Cait mewed once then darted out the door, slipping through the night’s shadows. Coming to a stop in the driveway, the cat slowed and sat, green eyes glimmering as the faerie caught up. Kneeling, they studied the tire tracks left in the dirt. Never before had they left the shelter of the woods, but a friend was in need. Letting the cat lead the way, the faerie followed swiftly.
It was a cold room. The eerie silence was interrupted by the beeping of machines. The empty white walls reflected the sinister lights of glowing monitor screens. In a corner of the windowless room was a hospital bed, complete with a plastic guard rail and too-clean white sheets. Beside the bed stood an IV stand, from which hung a bag of fluid and a drip tube. Resting in the bed was an old lady. Her shoulders trembled and her face, half hidden by long locks of white hair, looked troubled. The cat jumped up to lay on the bed beside her, silky grey fur spreading about the animal like a fluffy cloud. Burrowing under the old woman’s arm, the cat butted its head against her chin and began purring.

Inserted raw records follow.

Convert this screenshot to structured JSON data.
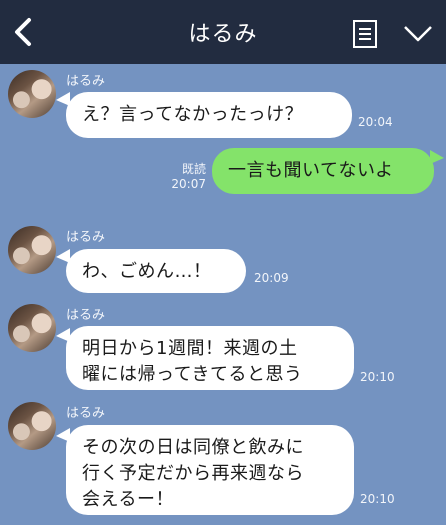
{
  "header": {
    "title": "はるみ",
    "back_icon": "chevron-left-icon",
    "menu_icon": "note-menu-icon",
    "more_icon": "chevron-down-icon",
    "bg_color": "#222c40"
  },
  "chat": {
    "bg_color": "#7493c1",
    "messages": [
      {
        "sender": "はるみ",
        "text": "え？言ってなかったっけ？",
        "time": "20:04"
      },
      {
        "sender": "me",
        "read": "既読",
        "text": "一言も聞いてないよ",
        "time": "20:07"
      },
      {
        "sender": "はるみ",
        "text": "わ、ごめん…！",
        "time": "20:09"
      },
      {
        "sender": "はるみ",
        "lines": [
          "明日から1週間！来週の土",
          "曜には帰ってきてると思う"
        ],
        "time": "20:10"
      },
      {
        "sender": "はるみ",
        "lines": [
          "その次の日は同僚と飲みに",
          "行く予定だから再来週なら",
          "会えるー！"
        ],
        "time": "20:10"
      }
    ]
  }
}
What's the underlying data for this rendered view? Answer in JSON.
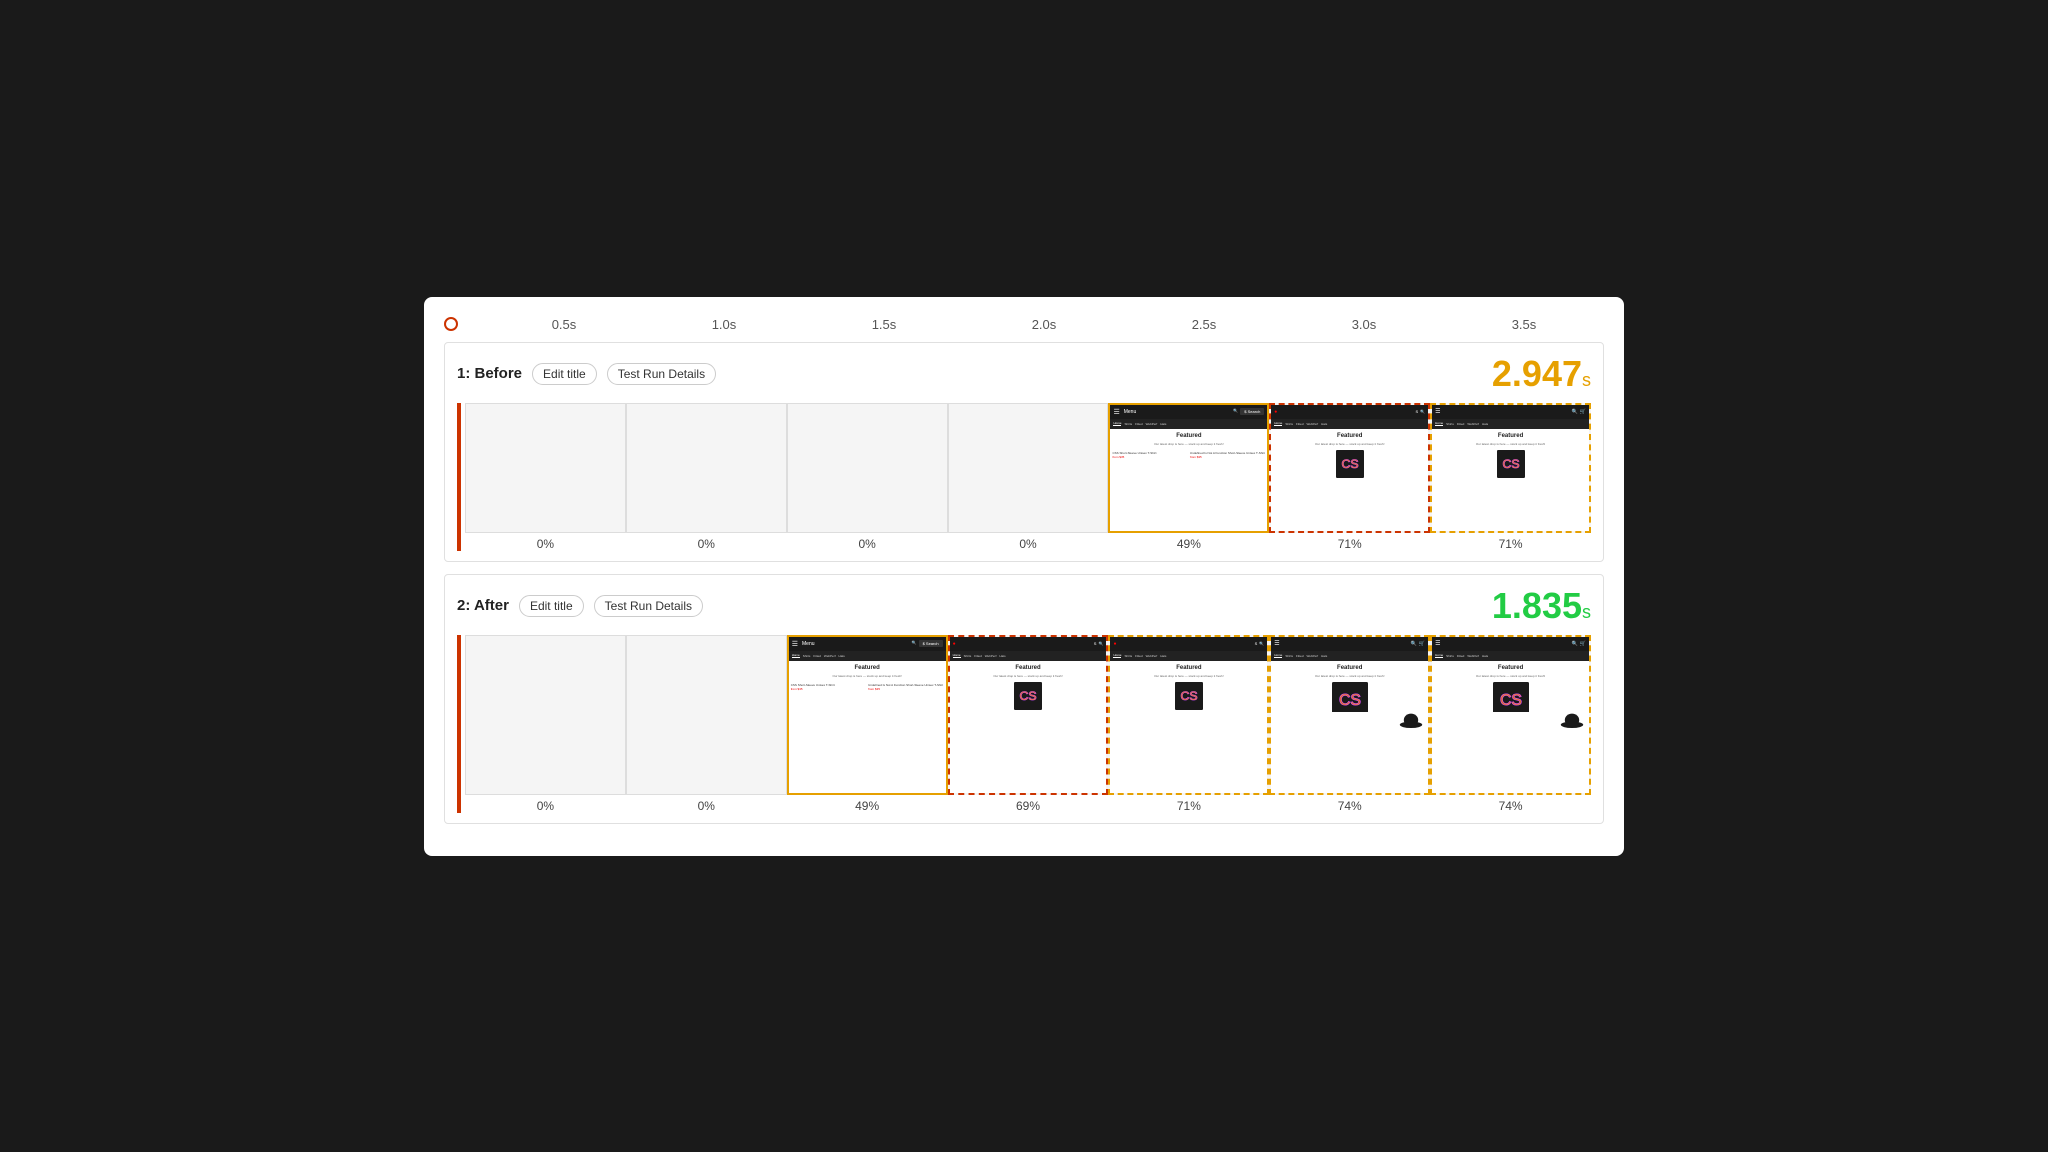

Following the cat into the room was a figure clad in brown leggings and a tunic of Lincoln green wool. Gently easing the heavy door closed in its wake, the figure approached the bed, sitting delicately on the edge of the thin, plasticky mattress. Slender fingers stroked the cat’s head for a brief moment before adjusting the sheets about the old lady’s frame, tucking her in gently. Finally, the faerie’s fingers slipped into Elwyn’s hand, clasping it tenderly as the other hand soothingly stroked her long white hair, pulling it back from her face.
The faerie sat in silence, listening to the beeping of the monitors, watching their screens quietly. Her gaze fixed on one monitor in particular. A jagged line pulsed across the screen, zigzagging up and down. Up and down, each peak a little lower, a little further from the one that had come before. Then, finally, there were no more zigs and no more zags. The line went flat. The machine began to screech, wailing like a banshee in the night.
“You were a very good friend.” The fairy said softly, bending to place a gentle kiss on the old lady’s cheek. Scooping up the silky gray cat, the fairy slipped out the door as the nurses came rushing into the room.
Alas, human memories and lifespans were so short. Each generation forgot a little more and lived a little less than the one that came before, but, this human had never forgotten.
Therefore, she would always be remembered.
Thank you for your time and consideration.
– A. Redwing